(Stored data entries)
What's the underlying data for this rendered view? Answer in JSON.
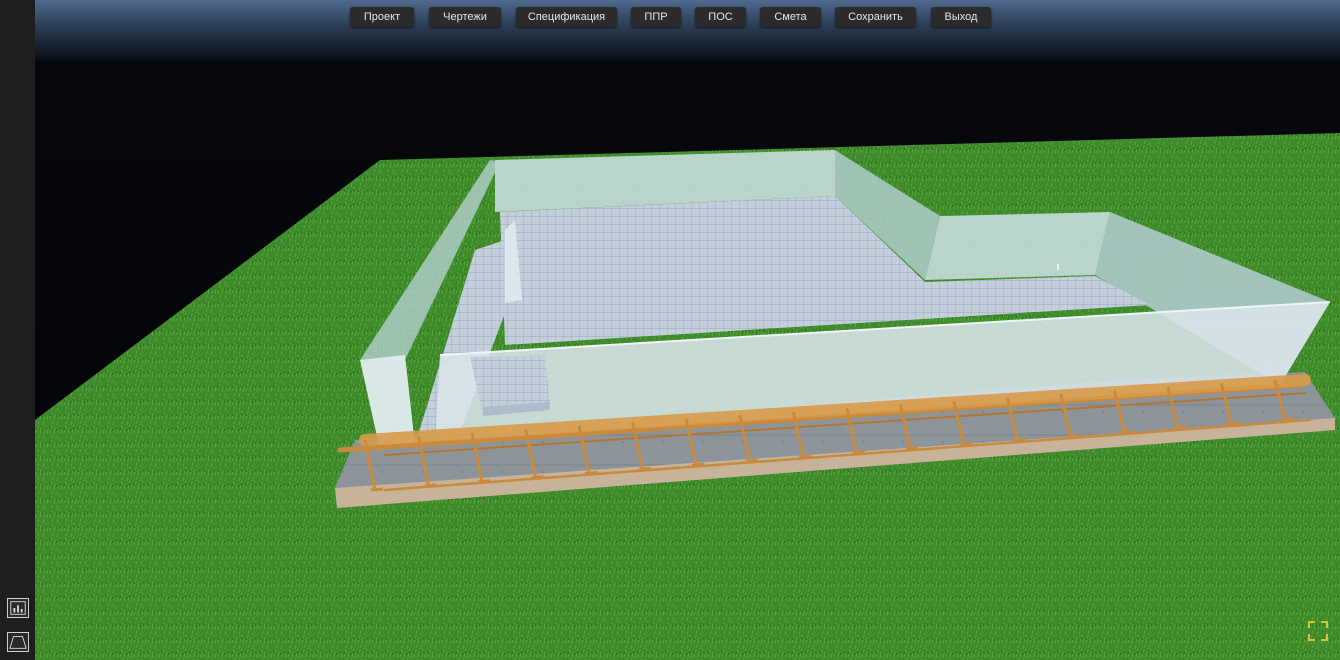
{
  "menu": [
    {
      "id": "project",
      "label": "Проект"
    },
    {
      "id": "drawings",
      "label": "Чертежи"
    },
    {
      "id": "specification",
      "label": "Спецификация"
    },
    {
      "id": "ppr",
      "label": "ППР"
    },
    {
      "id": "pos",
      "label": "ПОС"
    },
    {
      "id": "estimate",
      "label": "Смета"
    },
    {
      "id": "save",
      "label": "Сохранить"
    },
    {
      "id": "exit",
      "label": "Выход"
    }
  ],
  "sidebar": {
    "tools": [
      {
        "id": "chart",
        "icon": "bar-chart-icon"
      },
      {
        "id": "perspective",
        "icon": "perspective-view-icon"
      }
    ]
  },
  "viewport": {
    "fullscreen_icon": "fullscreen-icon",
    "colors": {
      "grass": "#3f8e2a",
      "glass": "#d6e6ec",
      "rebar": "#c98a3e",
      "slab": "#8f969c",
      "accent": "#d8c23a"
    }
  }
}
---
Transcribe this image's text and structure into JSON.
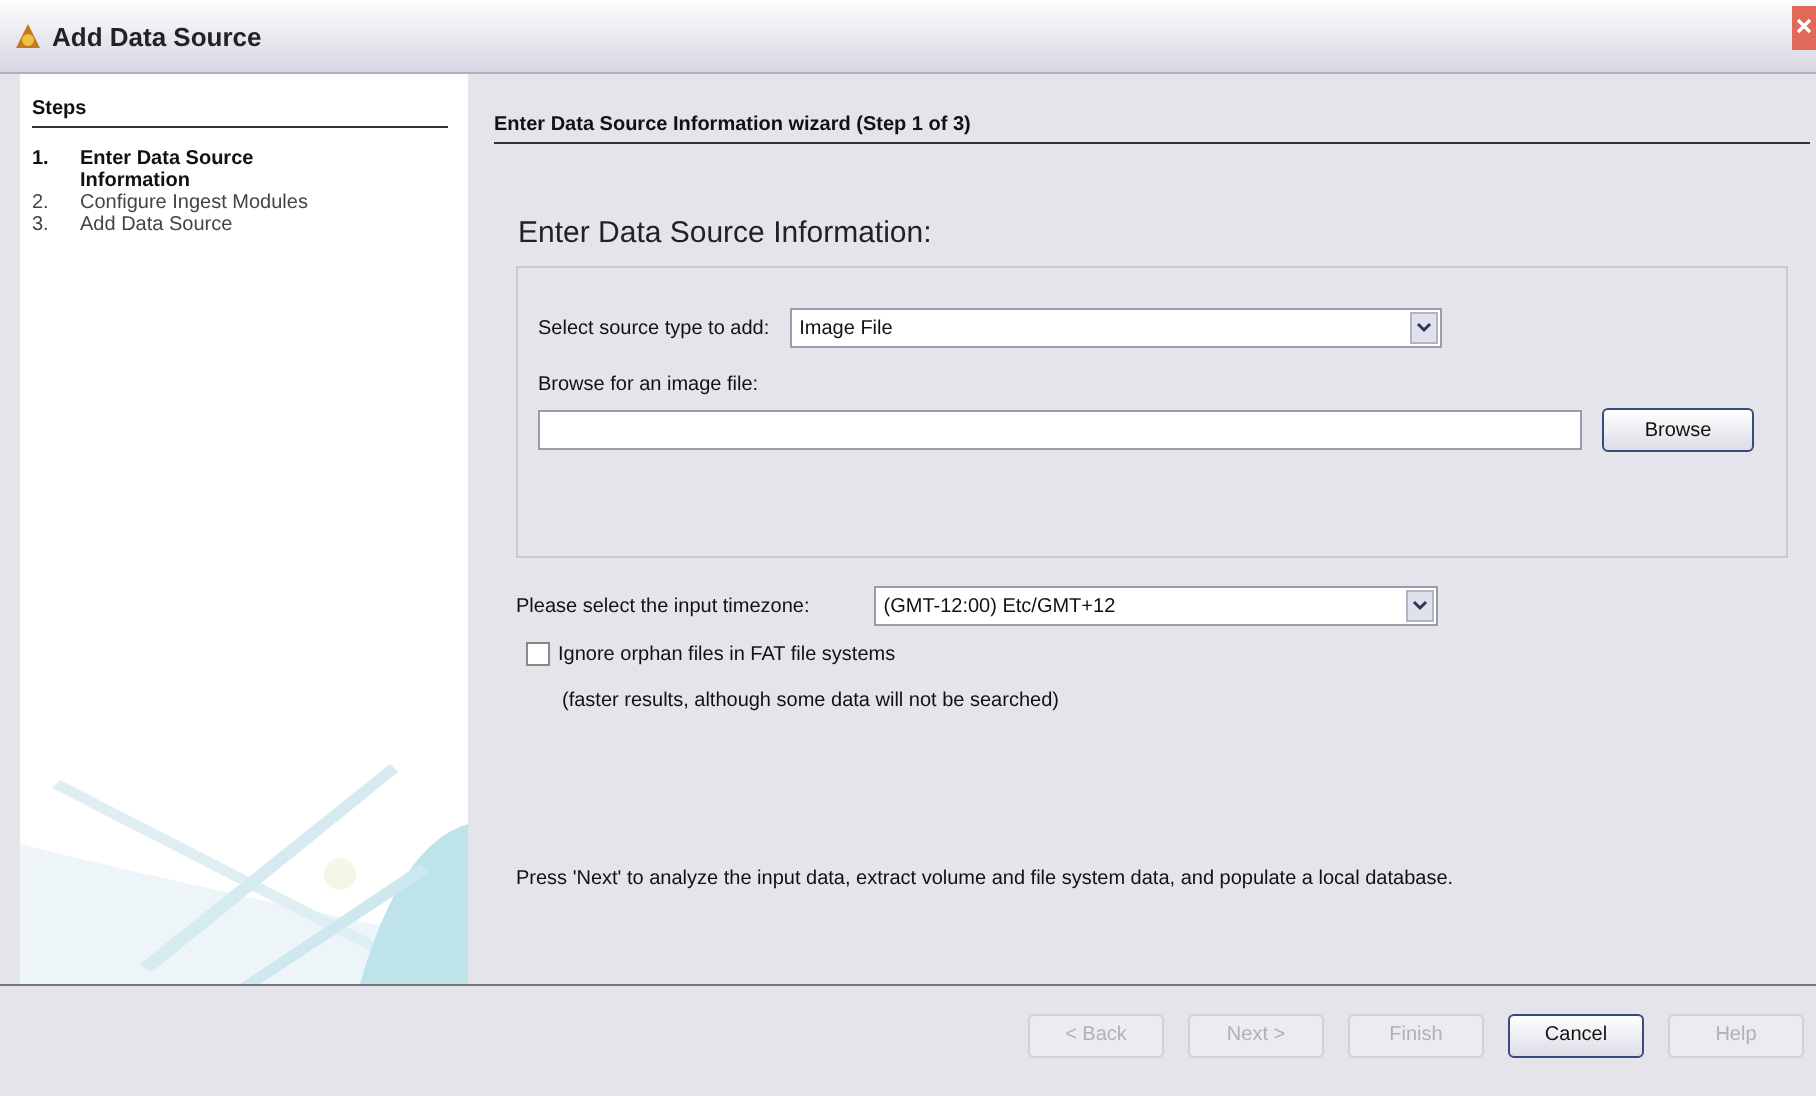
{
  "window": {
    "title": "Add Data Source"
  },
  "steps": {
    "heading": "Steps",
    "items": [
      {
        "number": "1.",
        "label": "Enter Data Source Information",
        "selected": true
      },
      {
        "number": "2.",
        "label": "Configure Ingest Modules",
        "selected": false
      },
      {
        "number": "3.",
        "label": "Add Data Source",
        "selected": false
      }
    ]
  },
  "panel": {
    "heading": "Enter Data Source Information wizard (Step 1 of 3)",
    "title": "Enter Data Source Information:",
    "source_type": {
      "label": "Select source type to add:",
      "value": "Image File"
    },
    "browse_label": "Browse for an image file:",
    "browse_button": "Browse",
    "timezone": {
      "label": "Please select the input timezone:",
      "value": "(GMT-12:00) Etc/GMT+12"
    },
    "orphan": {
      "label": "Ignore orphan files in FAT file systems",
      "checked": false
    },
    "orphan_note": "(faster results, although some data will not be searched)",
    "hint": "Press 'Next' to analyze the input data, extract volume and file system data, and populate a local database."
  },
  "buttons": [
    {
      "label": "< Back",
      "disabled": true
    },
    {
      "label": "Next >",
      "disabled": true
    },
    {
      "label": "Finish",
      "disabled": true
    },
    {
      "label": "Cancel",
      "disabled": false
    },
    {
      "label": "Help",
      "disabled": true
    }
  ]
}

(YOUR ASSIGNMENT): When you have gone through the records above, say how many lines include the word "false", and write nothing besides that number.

(RESULT OF THIS TASK): 4